Last Updated Mar 28, 2011 2:04 PM EDT
The story isn't much different with many of the smaller regional banks. Institutions that were aggressively writing loans only 18 months ago now want only companies "willing to wait a year or two to prove themselves in order to get financing." (That is a direct quote from a loan officer at a well-known regional bank.) In other words, they want your deposits now and will lend you money later -- maybe.
Plus, many lenders are applying more "aggressive pricing" with their small business customers. A recent American Banker newsletter (sorry, no link) encouraged member community banks to raise loan fees and interest rates for small firms. The reasoning? Most companies only change banks when they experience poor customer service, so they will absorb the increased fees without much resistance. (Check your statements to see if your bank followed the advice.)
In short, it's rough out there. If you're going after a bank loan, you better know how to position your business for this lending environment.
We have three suggestions for you. They're best practices under any circumstances, but absolutely critical right now.
1. Investigate the health of the bank.
You won't find the FDIC's list of problem institutions. It's kept secret; otherwise it would be a self-fulfilling prophecy. But you can get a pretty good idea by asking these questions:
- Have they posted a profit or loss in the last four quarters?
- Are their earnings decreasing or increasing?
- Does the bank have adequate liquidity?
- Are they in the middle of a merger or have they recently been acquired?
2. Don't be blindsided.
Don't take your current banking relationship for granted. Banks are far less forgiving than they were in the previous decade and more and more are exercising their "fine print" policies. A good payment history alone may not be enough to protect you.
We worked with two clients, a software company in the Midwest and a large ($100 million plus) service firm, that learned that lesson the hard way. They had perfect payment histories, but their loan covenants required them to maintain certain levels of receivables and inventory. When the recession hit, sales slipped at both companies and their inventories and receivables fell below the necessary level. This had happened from time to time in the past, but their bankers overlooked it then. Not anymore. Due to the increasing number of business failures and the greater scrutiny of their own portfolios, the bankers did what they had to do.
For the software company, it meant an interest rate hike from prime plus one to 10%. The service firm wasn't as lucky: The business lost its line of credit. Both businesses were forced to seek other banking relationships at a time when they were in a weak bargaining position.
The lesson: Read your covenants carefully! If you are out of covenant, beware and be aware. Make a business plan to get back into covenant as quickly as possible. If you do get that ominous phone call or letter, presenting that plan and showing your progress can help buy additional time.

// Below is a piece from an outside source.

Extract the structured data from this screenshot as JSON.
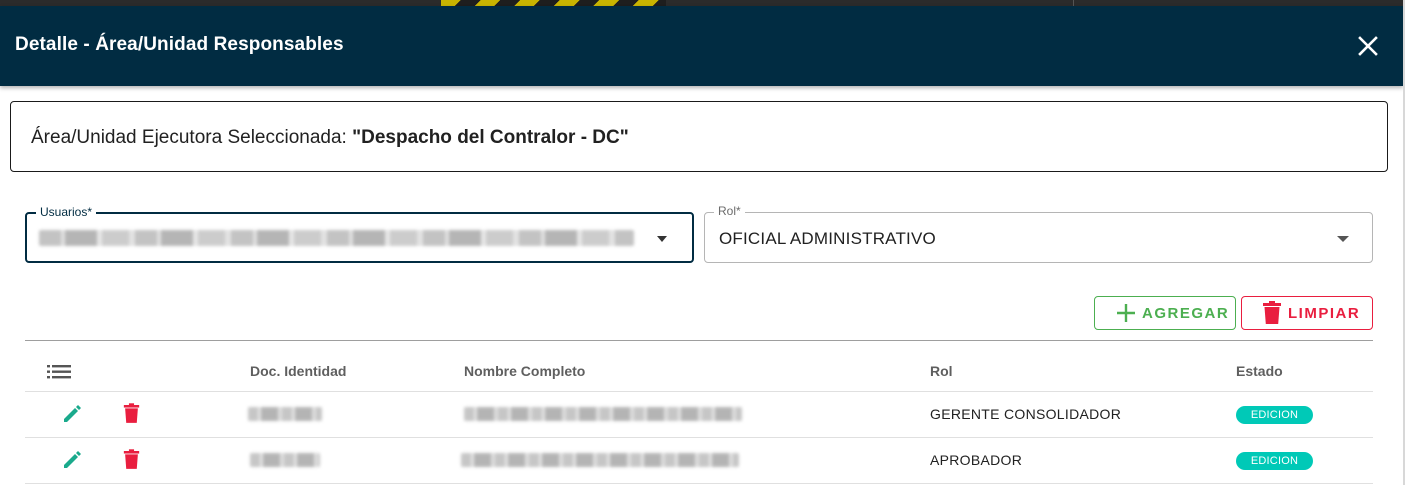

3. Follow the money.
Consider establishing a relationship with a back-up bank. Smaller, more aggressive, local banks tend to stay current on state, local, and particularly the federal programs that are or will be offered to stimulate the small business market. This is likely to be the winning combination for the near future.
Jim Chessen, the chief economist at the American Banker's Association, said recently that the improving economic outlook is convincing banks to lend at terms that are more favorable to businesses: "Bankers are optimistic that loan quality to businesses will improve in 2011. Eighty percent of the banks expect loan quality to large and mid-sized firms to improve, and 70 percent expect an improvement in small business loan quality. No banks expect business loan quality to decline in 2011."
We can interpret this in one of two ways. The first is that if bankers believe that they will be making better loans, they'll likely make more loans. The second is that they'll be more discriminating in order to make only high-quality loans. With either interpretation, the fundamentals for approaching banks remain the same.
Do the work to find out who is aggressively courting the business market you are in. The following is a list of potential sources that can help you compile an initial target list. While you may not need all of them, you can't go wrong if you tap a healthy handful of them:
- Major customers
- Suppliers, vendors, and professional service providers
- Business peers (this may be your best source)
- Trade associations
- Online resources such as ibank, sba.gov, LinkedIn, or just a plain old Google search
Have a small business finance question for The Money Dept.? Hit the comments or email Rich and Mary using the contact form under their photo.
Flickr photo courtesy of m.prinke, CC 2.0